Book Review: Tithing by Douglas Leblanc

This is my second book in the Ancient Practices Series. It will probably be my last. Don’t get me wrong: It’s not that Tithing by Douglas Leblanc was a bad book. It just wasn’t at all what I was expecting. Instead of tracing the biblical discussion of tithing throughout the church’s history, making application to our lives today.

Instead, this book is a series of testimonies from voices throughout Christendom on the role that tithing has played in their lives. Interesting stories undoubtedly, but a tool for deepening an understanding of the call of giving, it is not.

One theme did resurface throughout several of the stories is the idea that tithing is the starting point, not the end point. Randy Alcorn, who contributes on chapter in this book, refers to tithing as “giving’s training wheels.” The tithe is a guideline to help us grow in charity, not an end unto itself. That lesson should resonate with us all. Our God gave everything – the life of his own Son – to us. The tithe is a step in surrender all of our lives to the One who surrender his life for us.

In short, if you are looking to see the impact of tithing on the lives of others, it is an encouraging read. If you are looking to wrestle with a theology of tithing or its application to the church throughout history or today, this book comes up short.


Disclosure of Material Connection: I received this book free from the publisher through the BookSneeze.com <http://BookSneeze.com> book review bloggers program. I was not required to write a positive review. The opinions I have expressed are my own. I am disclosing this in accordance with the Federal Trade Commission’s 16 CFR, Part 255 <http://www.access.gpo.gov/nara/cfr/waisidx_03/16cfr255_03.html> : “Guides Concerning the Use of Endorsements and Testimonials in Advertising.”

Advertisements

Leave a Reply

Fill in your details below or click an icon to log in:

WordPress.com Logo

You are commenting using your WordPress.com account. Log Out / Change )

Twitter picture

You are commenting using your Twitter account. Log Out / Change )

Facebook photo

You are commenting using your Facebook account.
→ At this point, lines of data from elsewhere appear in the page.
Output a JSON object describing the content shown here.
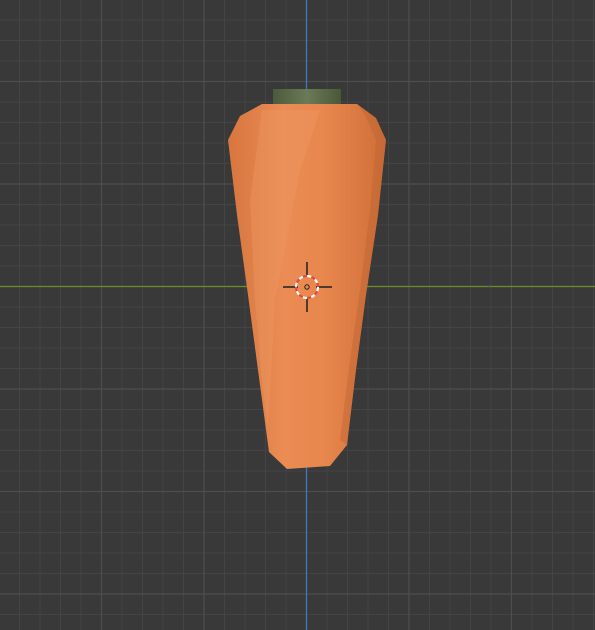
{
  "viewport": {
    "background_color": "#393939",
    "grid_minor_color": "#444444",
    "grid_major_color": "#4e4e4e",
    "x_axis_color": "#6b8e23",
    "z_axis_color": "#3d7bc8"
  },
  "object": {
    "body_color": "#e6844a",
    "body_shadow_color": "#c96e3a",
    "body_highlight_color": "#ee9a66",
    "cap_color": "#5b6a4a"
  },
  "cursor": {
    "icon": "3d-cursor-icon",
    "ring_color_a": "#e34a3a",
    "ring_color_b": "#ffffff",
    "crosshair_color": "#1f1f1f"
  }
}
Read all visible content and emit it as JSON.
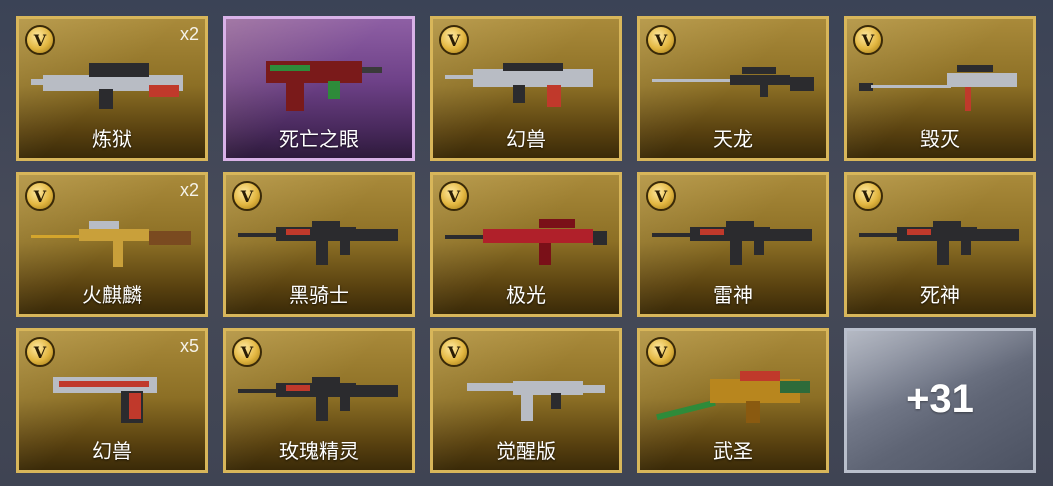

Log Out / Change )

Google+ photo

You are commenting using your Google+ account. Log Out / Change )

Connecting to %s

%d bloggers like this: